Never stop learning.
Harvey Deutschendorf writes in his post 7 Habits of Highly Persistent People that persistent folks are lifelong learners. Learning and growing is what keeps you in the game. If you’re unwilling to learn new skills, processes and information, you might be tempted to give up. Things change, and you should, too.
Robert De Niro is described on his IMDB page as “one of the greatest actors of all time.” He’s starred in films such as Raging Bull, The Deer Hunter, GoodFellas and This Boy’s Life. Look, I don’t know why Robert De Niro was in Dirty Grandpa with Zac Efron or The Intern with Anne Hathaway. People watch his movies to learn about acting. If I take a guess because I don’t talk to De Niro, I think he realizes that his industry is constantly changing, and he wants to remain sharp. Going through the process of trying something new offers a priceless gift. Dirty Grandpa is a different type humor; he’s working with a group of people from various backgrounds and skill sets. He has the ability to stretch himself in a different way. If Robert De Niro has to learn new stuff with Zac Efron, so can you.
It’s too late for me.
It’s not over until you’re dead. Many actors and actresses start young and find fame. However, that does not mean that the opportunity for an acting career has passed you because you’re not a twenty-something. Viola Davis is fan favorite and critically acclaimed actress, but it wasn’t always that way. She was in her 40s when she starred in Doubt with Meryl Streep. Believe me, 40 is not old. But a lot of people subscribe to the myth that you have to be young and spry to accomplish dreams and goals. Not true. Navid will love this tidbit. Betty White started her career in 1945, but wasn’t until 1985 that the television show, Golden Girls cemented her place in TV history. Read more about other actors and actresses, who did not let age stop them here.
Understand that my intention is not to oversimplify the dedication, focus and grit it takes to earn a degree. I encourage you to chat with your peers, who are right there with you, about how they stay in the game. Ask your CCC about her experience – I have all sorts of anecdotes about my college years. Try picking the brain of someone you admire who earned their degree or stuck with something hard until they succeeded. Even reflect on other parts of your life where you’ve persisted and see how you can apply those skills to school There’s a wealth of knowledge and experience you can gain from having these conversations.
Persistence. What a thing.
Let’s roll the credits on those persisting. Checkout what you and your peers are doing.

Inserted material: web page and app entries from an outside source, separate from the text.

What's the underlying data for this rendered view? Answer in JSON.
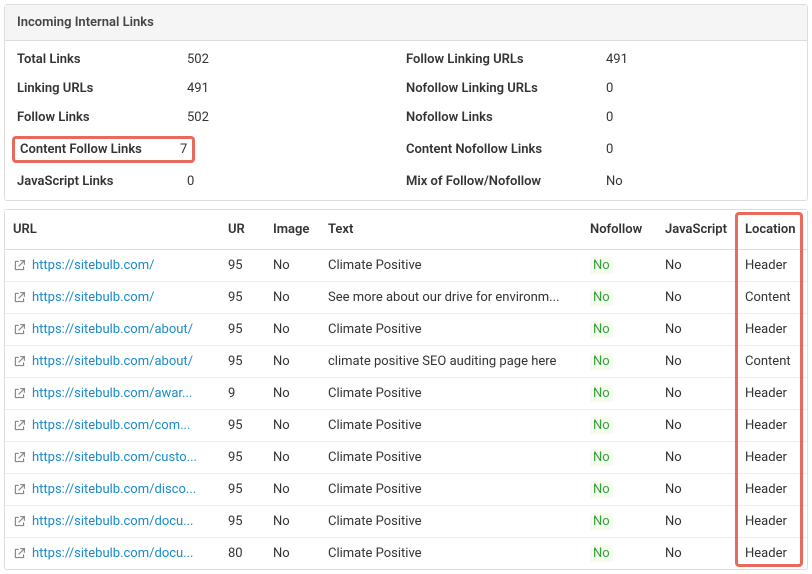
{
  "panel": {
    "title": "Incoming Internal Links",
    "stats": [
      {
        "leftLabel": "Total Links",
        "leftValue": "502",
        "rightLabel": "Follow Linking URLs",
        "rightValue": "491"
      },
      {
        "leftLabel": "Linking URLs",
        "leftValue": "491",
        "rightLabel": "Nofollow Linking URLs",
        "rightValue": "0"
      },
      {
        "leftLabel": "Follow Links",
        "leftValue": "502",
        "rightLabel": "Nofollow Links",
        "rightValue": "0"
      },
      {
        "leftLabel": "Content Follow Links",
        "leftValue": "7",
        "rightLabel": "Content Nofollow Links",
        "rightValue": "0",
        "highlightLeft": true
      },
      {
        "leftLabel": "JavaScript Links",
        "leftValue": "0",
        "rightLabel": "Mix of Follow/Nofollow",
        "rightValue": "No"
      }
    ]
  },
  "table": {
    "headers": {
      "url": "URL",
      "ur": "UR",
      "image": "Image",
      "text": "Text",
      "nofollow": "Nofollow",
      "javascript": "JavaScript",
      "location": "Location"
    },
    "rows": [
      {
        "url": "https://sitebulb.com/",
        "ur": "95",
        "image": "No",
        "text": "Climate Positive",
        "nofollow": "No",
        "javascript": "No",
        "location": "Header"
      },
      {
        "url": "https://sitebulb.com/",
        "ur": "95",
        "image": "No",
        "text": "See more about our drive for environm...",
        "nofollow": "No",
        "javascript": "No",
        "location": "Content"
      },
      {
        "url": "https://sitebulb.com/about/",
        "ur": "95",
        "image": "No",
        "text": "Climate Positive",
        "nofollow": "No",
        "javascript": "No",
        "location": "Header"
      },
      {
        "url": "https://sitebulb.com/about/",
        "ur": "95",
        "image": "No",
        "text": "climate positive SEO auditing page here",
        "nofollow": "No",
        "javascript": "No",
        "location": "Content"
      },
      {
        "url": "https://sitebulb.com/awar...",
        "ur": "9",
        "image": "No",
        "text": "Climate Positive",
        "nofollow": "No",
        "javascript": "No",
        "location": "Header"
      },
      {
        "url": "https://sitebulb.com/com...",
        "ur": "95",
        "image": "No",
        "text": "Climate Positive",
        "nofollow": "No",
        "javascript": "No",
        "location": "Header"
      },
      {
        "url": "https://sitebulb.com/custo...",
        "ur": "95",
        "image": "No",
        "text": "Climate Positive",
        "nofollow": "No",
        "javascript": "No",
        "location": "Header"
      },
      {
        "url": "https://sitebulb.com/disco...",
        "ur": "95",
        "image": "No",
        "text": "Climate Positive",
        "nofollow": "No",
        "javascript": "No",
        "location": "Header"
      },
      {
        "url": "https://sitebulb.com/docu...",
        "ur": "95",
        "image": "No",
        "text": "Climate Positive",
        "nofollow": "No",
        "javascript": "No",
        "location": "Header"
      },
      {
        "url": "https://sitebulb.com/docu...",
        "ur": "80",
        "image": "No",
        "text": "Climate Positive",
        "nofollow": "No",
        "javascript": "No",
        "location": "Header"
      }
    ]
  }
}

- Jorge M-R earned his associate degree! So did the Cerda sisters – DeeDee and Christina. Congratulations!
- Maria A mastered Develop a Budget on the first try!
- Yaremi C is at 50% of her degree!
- Debbie M is at 50% and she also completed a marathon!
- Kelsey M is at 75%
- Raul M stays focused by writing “School First” on his game controller!
- Stephen L hit 25% of his BA at WGU!
- Gene just hit 75% of his BA at WGU!
- Mariana P is at 50%!
What a thing.
Until the next time, y’all. We’re cheering for you.
Ashley + the PelotonU Team